Today, we’re going a little off the beaten path from what I often write about, which is insurance marketing.
I’ve spoken to many agents in my time at ITC. Many shared their experience with me about how they got into the insurance industry. For most, it was a family affair. Parents were agents, grandparents were agents, and so on. For them, their path was clear. The knowledge required to become successful was essentially passed down to them.
What about those that don’t have a family stake and a family to lean on for information? Where does that knowledge come from? Can you go to college to study insurance?
I’m here today to tell you, “Kind of.” You may find continuing education classes for insurance agents. But, you’re not going to find a four year degree path for a Bachelor of Arts in Insurance.
There are, however, degree paths that make sense to take a look at.
Here’s a degree path every university offers. It’s one I’m very familiar with. It includes coursework on technical writing, verbal communication, performance and debate.
Each of these plays a role in the sales process. Obviously, you need to be able to clearly explain to customers the limitations or advantages of any policy. You must be able to write up policy documentation. You’ll also need to craft emails, memos and newsletters for your customer base.
Take it from me, it’s not an athlete’s track as some may tell you. It requires dedication and hard work.
Marketing or Advertising
This one may be obvious. If you’re going to market and grow your agency, it is to your benefit to learn about how you can get yourself out there. Think of your agency as the product to be advertised or marketed.
With this degree path you’ll learn about lead generation, design, copywriting, branding, and developing messaging different groups.
You can also take courses on digital marketing. Those provide the basis for a strong online presence as well. This is neither a business nor sales degree, but you’ll learn how to market your business and sell yourself.
Business administration is one of the most popular degrees in the United States. It’s versatile, broad, and prepares you with the knowledge you need to run your own business.
This degree can launch a career in any industry, from movie production to…well…insurance. In general, you’ll learn about communication, leadership, resource management, planning, computer applications, finance and even business ethics. These are all important for opening up your insurance agency.

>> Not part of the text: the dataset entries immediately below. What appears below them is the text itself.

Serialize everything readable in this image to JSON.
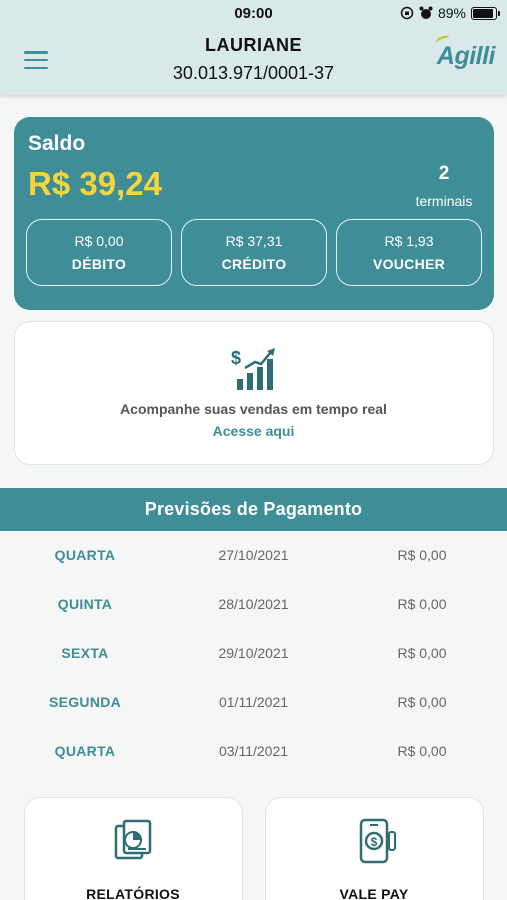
{
  "status_bar": {
    "time": "09:00",
    "battery": "89%",
    "battery_level": 0.89
  },
  "header": {
    "name": "LAURIANE",
    "document": "30.013.971/0001-37",
    "logo_text": "Agilli"
  },
  "balance": {
    "label": "Saldo",
    "amount": "R$ 39,24",
    "terminals_count": "2",
    "terminals_label": "terminais",
    "breakdown": [
      {
        "value": "R$ 0,00",
        "type": "DÉBITO"
      },
      {
        "value": "R$ 37,31",
        "type": "CRÉDITO"
      },
      {
        "value": "R$ 1,93",
        "type": "VOUCHER"
      }
    ]
  },
  "realtime": {
    "description": "Acompanhe suas vendas em tempo real",
    "link": "Acesse aqui"
  },
  "forecast": {
    "title": "Previsões de Pagamento",
    "rows": [
      {
        "day": "QUARTA",
        "date": "27/10/2021",
        "value": "R$ 0,00"
      },
      {
        "day": "QUINTA",
        "date": "28/10/2021",
        "value": "R$ 0,00"
      },
      {
        "day": "SEXTA",
        "date": "29/10/2021",
        "value": "R$ 0,00"
      },
      {
        "day": "SEGUNDA",
        "date": "01/11/2021",
        "value": "R$ 0,00"
      },
      {
        "day": "QUARTA",
        "date": "03/11/2021",
        "value": "R$ 0,00"
      }
    ]
  },
  "tiles": [
    {
      "label": "RELATÓRIOS",
      "icon": "reports-icon"
    },
    {
      "label": "VALE PAY",
      "icon": "phone-payment-icon"
    }
  ],
  "colors": {
    "accent": "#3e8d97",
    "header_bg": "#d9e9ea",
    "amount": "#f5d43c"
  }
}
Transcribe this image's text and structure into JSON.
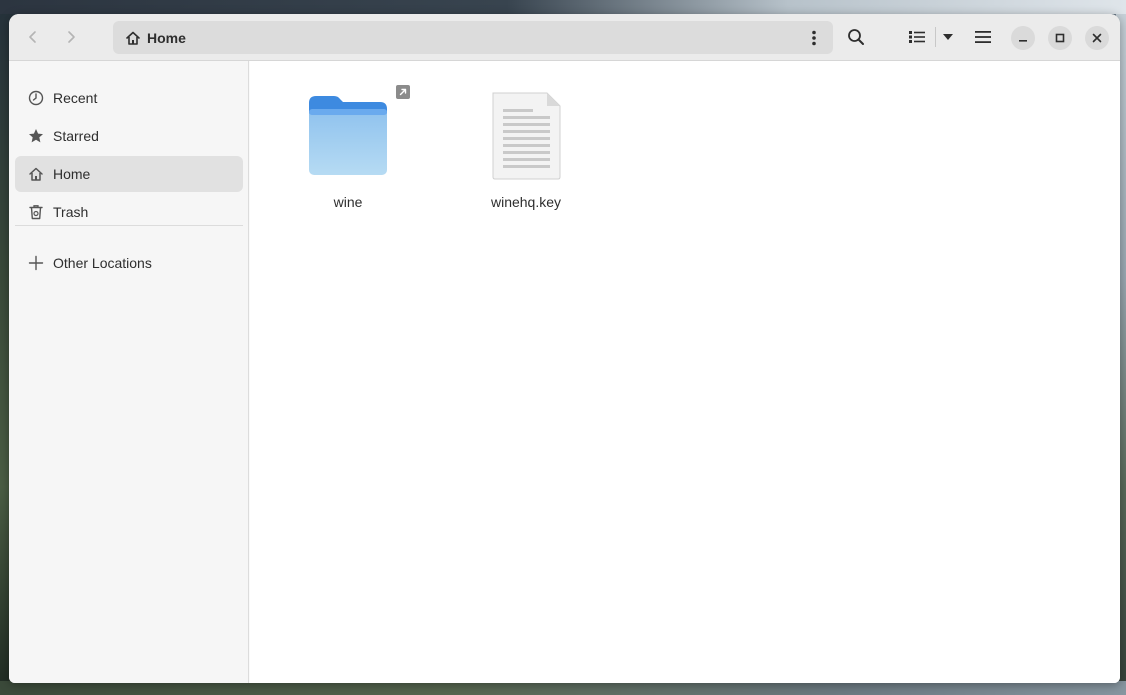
{
  "window": {
    "colors": {
      "accent": "#3584e4",
      "folder_light": "#a8d3f0",
      "folder_dark": "#3d8ae0"
    }
  },
  "headerbar": {
    "back_icon": "chevron-left-icon",
    "forward_icon": "chevron-right-icon",
    "path": {
      "home_icon": "home-icon",
      "label": "Home",
      "menu_icon": "vertical-dots-icon"
    },
    "search_icon": "search-icon",
    "view_icon": "list-view-icon",
    "view_dropdown_icon": "caret-down-icon",
    "menu_icon": "hamburger-icon",
    "minimize_icon": "minimize-icon",
    "maximize_icon": "maximize-icon",
    "close_icon": "close-icon"
  },
  "sidebar": {
    "items": [
      {
        "label": "Recent",
        "icon": "clock-icon"
      },
      {
        "label": "Starred",
        "icon": "star-icon"
      },
      {
        "label": "Home",
        "icon": "home-icon",
        "active": true
      },
      {
        "label": "Trash",
        "icon": "trash-icon"
      }
    ],
    "other": {
      "label": "Other Locations",
      "icon": "plus-icon"
    }
  },
  "files": [
    {
      "name": "wine",
      "type": "folder",
      "symlink": true,
      "icon": "folder-icon"
    },
    {
      "name": "winehq.key",
      "type": "text",
      "icon": "text-file-icon"
    }
  ]
}
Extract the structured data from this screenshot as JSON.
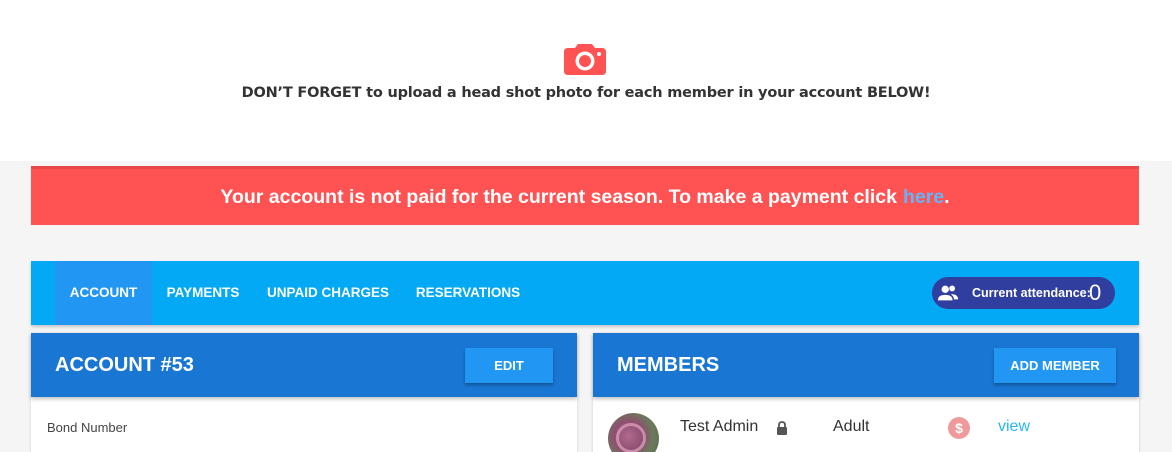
{
  "reminder": {
    "icon": "camera-icon",
    "icon_color": "#ff5252",
    "text": "DON’T FORGET to upload a head shot photo for each member in your account BELOW!"
  },
  "alert": {
    "message": "Your account is not paid for the current season. To make a payment click",
    "link_label": "here",
    "suffix": ".",
    "background": "#ff5252"
  },
  "tabs": [
    {
      "label": "ACCOUNT",
      "active": true
    },
    {
      "label": "PAYMENTS",
      "active": false
    },
    {
      "label": "UNPAID CHARGES",
      "active": false
    },
    {
      "label": "RESERVATIONS",
      "active": false
    }
  ],
  "attendance": {
    "icon": "people-icon",
    "label": "Current attendance:",
    "count": "0"
  },
  "account_card": {
    "title": "ACCOUNT #53",
    "edit_label": "EDIT",
    "fields": [
      {
        "label": "Bond Number"
      }
    ]
  },
  "members_card": {
    "title": "MEMBERS",
    "add_label": "ADD MEMBER",
    "members": [
      {
        "name": "Test Admin",
        "type": "Adult",
        "payment_icon": "dollar-icon",
        "payment_symbol": "$",
        "view_label": "view"
      }
    ]
  },
  "colors": {
    "tab_bar": "#03a9f4",
    "tab_active": "#2196f3",
    "card_header": "#1976d2",
    "badge": "#303f9f",
    "link": "#29b6f6"
  }
}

Risk management degrees are not offered at every university. Sometimes, risk management only exists as a minor or concentration. But, it's a good way to jump start your career in the insurance industry.
In risk management, you learn how to identify potential risks for a variety of situations. You also learn how to analyze those risks and make strategic decisions to limit them.
Due to the limited availability of this degree, the required coursework varies from school to school. Topics you may learn about are finance, estate planning, insurance law, employee benefits, as well as business and commercial liability. I’d advise you to check with your university and see how the risk management courses can translate to your career goals.
While the best knowledge is gained on the job, it’s difficult to get clients without a knowledge base.
I mentioned you won’t find a four-year degree in insurance. But, most junior colleges offer continuing education credits for adults. Some even offer courses in insurance.
While you won’t get a diploma, you may receive a certificate that will look nice hanging next to your diploma. These classes won’t give you all the knowledge you need to cover every situation. But, they are a great resource for staying up-to-date on current insurance topics.
I’ve always believed your college degree is what you make of it. These are a few examples of great ways to start your insurance career with a college degree.
Did you find this topic to be useful? Do you have any questions about how you can translate college into insurance success? If so, drop us a comment below!
About the AuthorMore Content by Matt Farrell